Dentro del CAEPIA 2018 está teniendo lugar el congreso MAEB 2018 , donde se ha presentado el trabajo Monitorización y clasificación de estancias en edificios empleando captación de comunicaciones inalámbricas de dispositivos inteligentes enmarcado por el Proyecto MOMOFES financiado por la Dirección General de Tráfico.
Most algorithms keep some kind of state: global variable that holds the optimum, a counter of the number of evaluations, some context every piece algorithm must be aware of. However, this might not be the best when we want to create cloud-native algorithms, and it’s not in the case of cloudy evolutionary algorithms. There was a bit of that in GECCO, but as long as I was attending the Perl Conference in Glasgow, and I was using Perl, I kind of switched focus from the evolutionary part (but there was a bit of that too) to the language-design part and talked about evolutionary algorithms in Perl 6. The presentation is linked from the talk description.

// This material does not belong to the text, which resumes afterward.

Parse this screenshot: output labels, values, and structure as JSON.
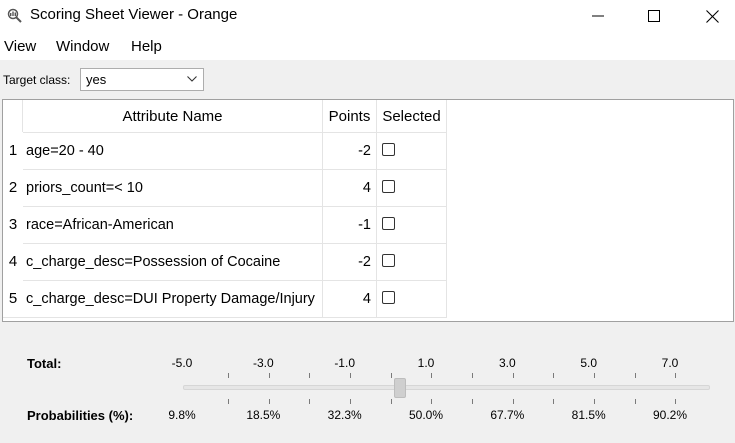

Main problem is that you have to create dataflows that allow the algorithm to progress, as well as work efficiently in that kind of concurrent architecture, which is similar to the serverless architecture that is our eventual target.
We’ll be continuing this research in the workshop on engineering applications in Medellín, where my keynote will deal with this same topic.
Last week I presented at IEEE CIG 2018 (held in Maastricht, The Netherlands) our following step in our research about autonomous drivers for Car Racing Simulators, such as TORCS, titled “The Evolutionary Race: Improving the Process of Evaluating Car Controllers in Racing Simulators“.
As commented before by @jjmerelo and later by @fergunet, we designed with Mohammed Salem (University of Mascara) a driver’s AI in which two Fuzzy Subcontrollers were hybridized with a Genetic Algorithm.
In this work we present a better evaluation approach for the GA, combining three methods: heuristic track choosing, improved fitness functions, and race-based selection of the best.
The abstract of the work is:
Simulated car races have been used for a long time as an environment where car controlling algorithms can be tested; they are an interesting testbed for all kinds of algorithms, including metaheuristics such as evolutionary algorithms. However, the challenge in the evolutionary algorithms is to design a reliable and effective evaluation process for the individuals that eventually translates into good solutions to the car racing problem: finding a controller that is able to win in a wide range of tracks and with a good quantity of opponents. Evaluating individual car controllers involves not only the design of a proper fitness function representing how good the car controller would be in a competitive race, but also the selection of the best solution for the optimization problem being solved; this decision might not be easy when uncertainty is present in the problem environment; in this case, weather and track conditions as well as unpredictable behavior of other drivers. Creating a methodology for the automatic design of the controller of an autonomous driver for a car racing simulator such as TORCS is an optimization problem which offers all these challenges. Thus, in this paper we describe an analysis and some proposals to improve the evaluation of optimized fuzzy drivers for TORCS over previous attempts to do so. It builds on preliminary results obtained in previous papers as a baseline and aims to obtain a more competitive autonomous driver via redesign of the fitness evaluation procedure; to this end, two different fitness functions are studied in several experiments, along with a novel race-based approach for the selection of the best individual in the evolution.
And the presentation is:
You can check our paper in the proceedings of the conference.